The source category subprogram has changed minimally since DEQ first proposed it in 2002. The source category subprogram allows DEQ to take emission standards developed as part of the geographic subprogram or the Safety Net subprogram and apply them to areas outside where an identified problem has been documented. This portion of the rules gives DEQ somewhat greater discretion in determining whether or not to propose new requirements. Although the rules do not firmly limit when DEQ can propose Source Category rules, they do require DEQ to consider: 1) whether the source category will be addressed by the other subprograms; 2) whether voluntary strategies would be effective; and 3) whether the category of source contribute to benchmark exceedances in multiple areas. In order to actually create new requirements in this subprogram, DEQ must go through the full rulemaking process, complete with public notice and comment and EQC adoption.
Probably the most immediate implications of this new program are that we are likely to see more air toxics monitoring around the state. As these monitoring results are published, we can expect an upwelling of public concerns and for the public to identify industrial facilities as the obvious scapegoats. This reaction may be exacerbated by the amount of time it will take for geographic plans to be developed, to be implemented, and to make a difference.
We also can expect wrangling as DEQ works to develop the new benchmarks. DEQ will likely find it hard to develop a broad based Air Toxics Science Advisory Committee that can afford to devote the time necessary to have meaningful input into these issues. Once that group begins its work, the benchmark setting process will create opportunities for various interest groups to lobby for generous or conservative benchmarks for their pollutants-of-concern and perhaps test DEQ's commitment to stick to sound science and moderate public policy.

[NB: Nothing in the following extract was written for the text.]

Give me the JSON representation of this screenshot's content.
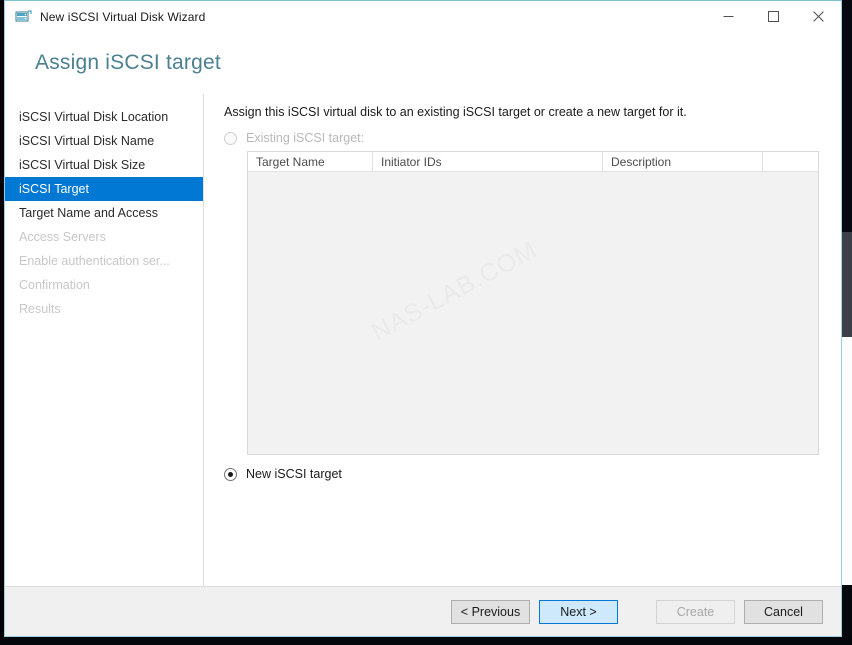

The real struggle, however, will occur when DEQ appoints the local advisory committee for Portland and the committee grapples with the difficulties of controlling mobile sources and behavior of 'the masses'-of which we are all part. The local planning effort will resurrect timeworn proposals such as congestion pricing and other concepts to limit vehicle miles and will collide with the automobile lobby and aspects of the Oregon Constitution. The geographic scope and diversity of the Portland area also will create perplexing challenges. In the meantime, the public is likely to escalate its concern about air toxics generally and about specific sources, particularly given the amount of time before the program is likely to produce local plans that can start encouraging changes.
DEQ has taken a bold step in developing an air toxics program that will be built on documented (rather than theoretical) air toxic risks. This approach differs from many state and federal programs that give little, if any, consideration for risk. More importantly, the emphasis on development of local plans to address the full range of sources goes beyond what any other state or federal program has attempted. How well the program, DEQ, and the public can respond to these challenges remains to be seen.

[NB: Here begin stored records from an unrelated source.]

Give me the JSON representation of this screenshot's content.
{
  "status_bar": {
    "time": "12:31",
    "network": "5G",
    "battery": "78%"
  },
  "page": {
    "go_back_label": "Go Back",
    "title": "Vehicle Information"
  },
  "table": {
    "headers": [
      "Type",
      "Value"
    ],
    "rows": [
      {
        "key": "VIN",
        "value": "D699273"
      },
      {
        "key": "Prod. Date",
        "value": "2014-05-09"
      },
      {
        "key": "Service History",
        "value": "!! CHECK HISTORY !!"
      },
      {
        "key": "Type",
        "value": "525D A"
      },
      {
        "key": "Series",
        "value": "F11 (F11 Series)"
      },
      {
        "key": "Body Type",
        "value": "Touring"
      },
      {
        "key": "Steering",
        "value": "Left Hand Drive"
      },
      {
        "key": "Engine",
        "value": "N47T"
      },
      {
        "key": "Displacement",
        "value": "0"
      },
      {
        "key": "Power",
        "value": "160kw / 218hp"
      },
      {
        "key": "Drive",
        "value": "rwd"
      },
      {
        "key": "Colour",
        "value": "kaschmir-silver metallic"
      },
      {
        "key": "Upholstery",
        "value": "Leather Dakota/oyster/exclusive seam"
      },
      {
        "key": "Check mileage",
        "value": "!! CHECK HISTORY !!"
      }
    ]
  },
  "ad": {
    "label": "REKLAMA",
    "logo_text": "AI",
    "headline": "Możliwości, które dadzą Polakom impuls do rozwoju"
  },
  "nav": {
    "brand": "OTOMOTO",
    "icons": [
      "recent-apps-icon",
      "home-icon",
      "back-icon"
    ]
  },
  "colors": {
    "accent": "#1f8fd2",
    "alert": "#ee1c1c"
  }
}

FOR ADDITIONAL INFORMATION, CONTACT: Mark Morford, Stoel Rives LLP, 503/ 294-9259; Tom Wood, Stoel Rives LLP, 503/ 294-9396
DEQ CONTACT: Sarah Armitage, DEQ/AC,503/ 229-5186

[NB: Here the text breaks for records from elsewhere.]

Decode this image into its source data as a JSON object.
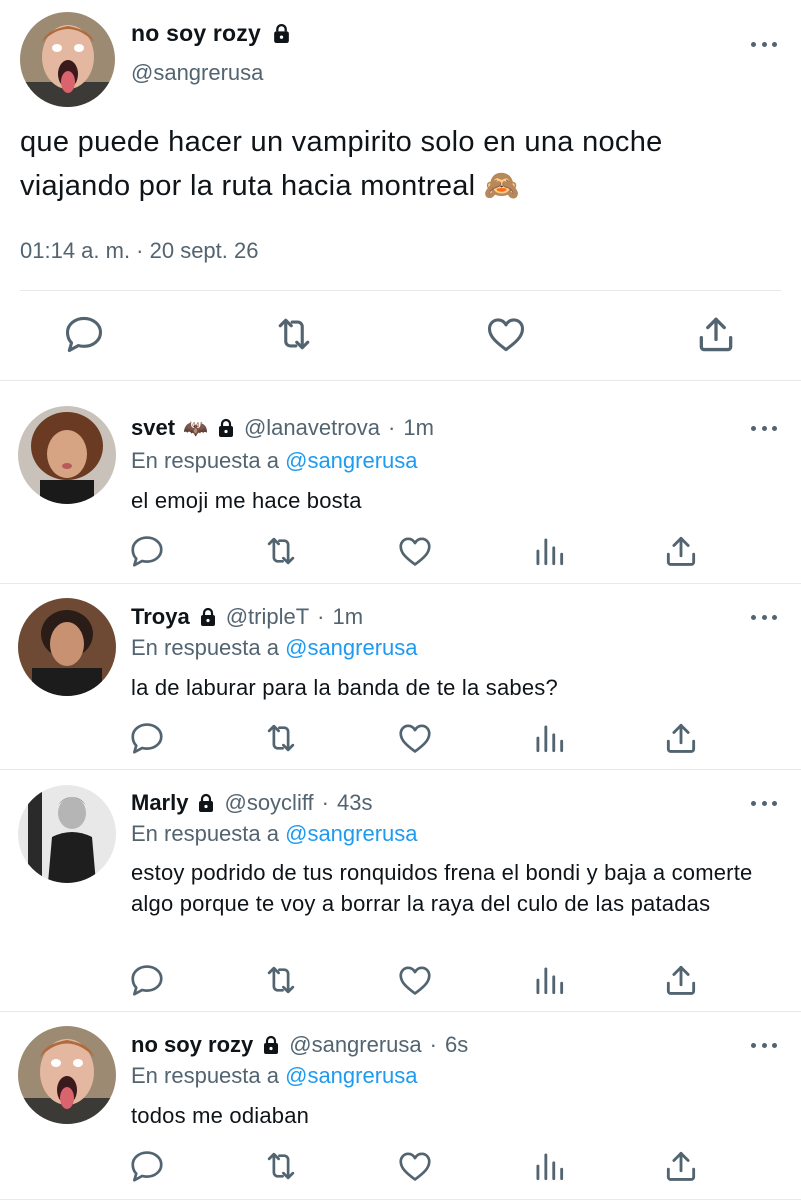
{
  "main_tweet": {
    "name": "no soy rozy",
    "handle": "@sangrerusa",
    "text": "que puede hacer un vampirito solo en una noche viajando por la ruta hacia montreal 🙈",
    "timestamp": "01:14 a. m. · 20 sept. 26",
    "icons": [
      "lock-icon",
      "more-icon",
      "reply-icon",
      "retweet-icon",
      "like-icon",
      "share-icon"
    ]
  },
  "replies": [
    {
      "name": "svet",
      "emoji": "🦇",
      "handle": "@lanavetrova",
      "dot": "·",
      "time": "1m",
      "reply_prefix": "En respuesta a",
      "reply_to": "@sangrerusa",
      "text": "el emoji me hace bosta"
    },
    {
      "name": "Troya",
      "handle": "@tripleT",
      "dot": "·",
      "time": "1m",
      "reply_prefix": "En respuesta a",
      "reply_to": "@sangrerusa",
      "text": "la de laburar para la banda de te la sabes?"
    },
    {
      "name": "Marly",
      "handle": "@soycliff",
      "dot": "·",
      "time": "43s",
      "reply_prefix": "En respuesta a",
      "reply_to": "@sangrerusa",
      "text": "estoy podrido de tus ronquidos frena el bondi y baja a comerte algo porque te voy a borrar la raya del culo de las patadas"
    },
    {
      "name": "no soy rozy",
      "handle": "@sangrerusa",
      "dot": "·",
      "time": "6s",
      "reply_prefix": "En respuesta a",
      "reply_to": "@sangrerusa",
      "text": "todos me odiaban"
    }
  ],
  "colors": {
    "text": "#0f1419",
    "secondary": "#536471",
    "link": "#1d9bf0",
    "divider": "#e6e9eb"
  }
}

Originally published in Oregon Insider, Issue #331, November 1, 2003.